In this lesson, we install Apache Ant and create an environment variable for it. Ant is a tool used primarily to build Java applications and is also necessary to run Android. Ionic uses Ant to aid in driving the processes that will build the native Android app later on.
In this lesson, we install Ionic. With just a couple command prompt commands, we gain access to the powerful Ionic command-line utility, which in turn installs Apache Cordova to aid in connecting our web apps to our mobile device’s native functionality. After this lesson, we will be able to create and run and app.
In this lesson, we install the Android Software Development Kit (SDK) and the necessary Android API (Application Interface). This is the code base that allows us to run the Android platform on our PC. We also add a couple environment variables and update our PATH environment variable.
In this lesson, we install Genymotion, which allows us to create virtual Android devices on our PC. We could use the Android emulators provided by the Android SDK, but on Windows this proves to be problematic. Most Android developers that operate on a PC opt for using Genymotion, not only because it’s faster, but because it provides easy access to testing different native functions of Android devices, such as the camera, microphone, accelerometer, etc.
In this lesson, we install the Java Developer Kit (JDK). The JDK contains the Java Runtime Environment (JRE) and all the tools necessary to compile Java applications. This is necessary to compile and run Java, which in turn is necessary to run android.
In this lesson, we learn how to run an app on our PC using Genymotion. Genymotion provides a simple UI that enables us to create and run virtual devices with a couple clicks. Once our virtual device is running, it is just a matter of a couple commands in the command prompt and we can view and test our app on our PC.
This lesson has two parts: 1) uploading our app to an Ionic account and 2), downloading the Ionic View app to your phone. Once this lesson is done, we will be able to view our app in our Ionic account dashboard and manage settings for it. We will also be able to share our app with anyone who downloads the Ionic View app, so they don’t have to build and run our app themselves.

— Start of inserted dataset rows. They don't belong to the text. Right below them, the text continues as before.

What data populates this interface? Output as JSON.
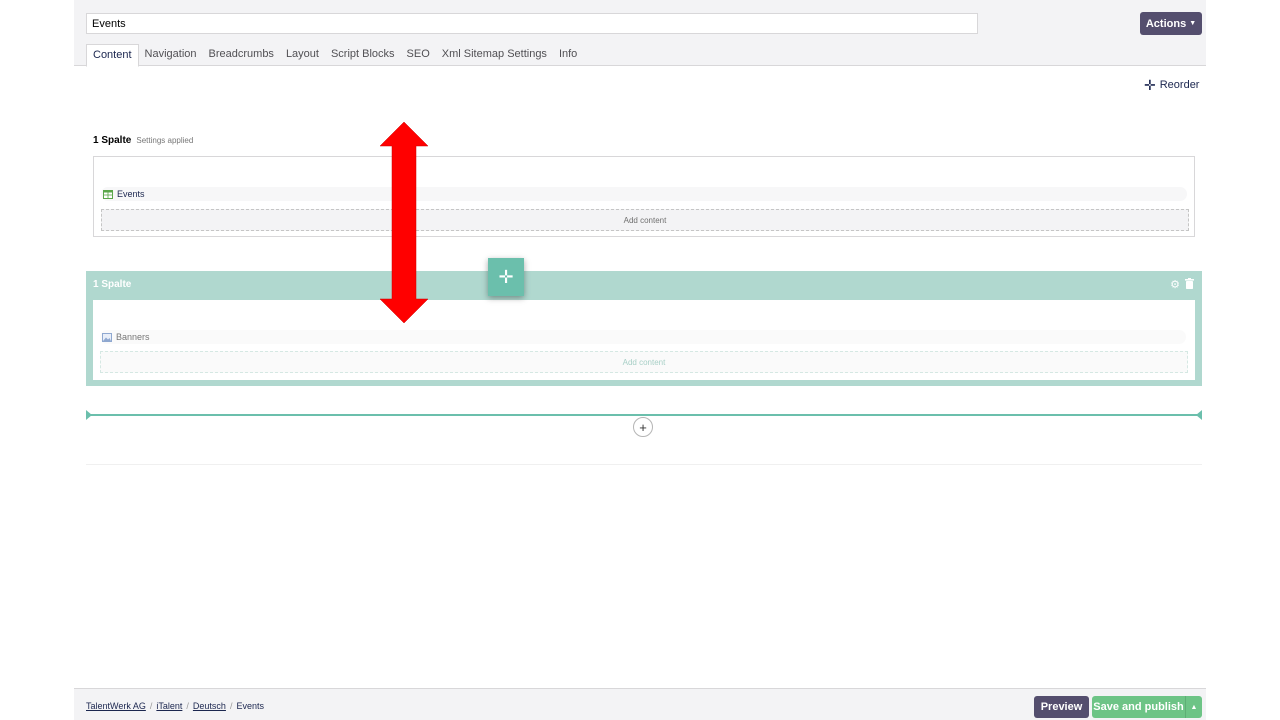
{
  "header": {
    "name_value": "Events",
    "actions_label": "Actions",
    "tabs": [
      {
        "label": "Content",
        "active": true
      },
      {
        "label": "Navigation"
      },
      {
        "label": "Breadcrumbs"
      },
      {
        "label": "Layout"
      },
      {
        "label": "Script Blocks"
      },
      {
        "label": "SEO"
      },
      {
        "label": "Xml Sitemap Settings"
      },
      {
        "label": "Info"
      }
    ]
  },
  "toolbar": {
    "reorder_label": "Reorder"
  },
  "blocks": [
    {
      "title": "1 Spalte",
      "subtitle": "Settings applied",
      "item_label": "Events",
      "item_icon": "grid-icon",
      "add_content_label": "Add content"
    },
    {
      "title": "1 Spalte",
      "item_label": "Banners",
      "item_icon": "image-icon",
      "add_content_label": "Add content",
      "state": "dragging"
    }
  ],
  "footer": {
    "breadcrumb": [
      "TalentWerk AG",
      "iTalent",
      "Deutsch",
      "Events"
    ],
    "preview_label": "Preview",
    "publish_label": "Save and publish"
  },
  "colors": {
    "primary": "#544e6e",
    "success": "#6dc486",
    "drag_accent": "#6bbfac",
    "drag_block": "#b0d8cf",
    "annotation_arrow": "#ff0000"
  }
}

The quickest way to get started with Angular 2 is to use the Angular CLI. The Angular CLI allows you to create new projects and startup a server in just a couple quick commands. This lesson shows how to install the cli, start the server, and make a simple change.
The simplest way to create a new component is again to use the Angular CLI. The Angular CLI can quickly generate components for you to use inside your modules and your templates. This lesson walks through using the Angular CLI to generate an Angular 2 Component then using that Component in your application.
The Angular CLI generates Services using a simple command. After your Service is generated, you can easily provide and share it to the rest of your application using Angular 2's Dependency Injection. This lesson walks through creating a Service with the Angular CLI then providing it to your application module.
TypeScript is used heavily as we build up our application, but TypeScript isn’t required. If you want to Inject a Service without using TypeScript, you’ll need to understand the
@Inject decorator. The
@Inject decorator also allows you to provide any value or object that you need to share throughout your application without having to create a service.
This lesson covers Angular 2’s version of looping through data in your templates:
This lesson covers using the [input] syntax to change an element property such as “hidden” or “content-editable”. Using properties eliminates the need for Angular 1’s old directives such as ng-show and ng-hide as you’re now able to directly access any property on your element.
Global CSS and stylesheets are also available to Angular 2 Components even though the styles you define inline will remain isolated to the Component itself. You can customize this behavior using
ViewEncapsulation if you need to keep global styles out of your Components.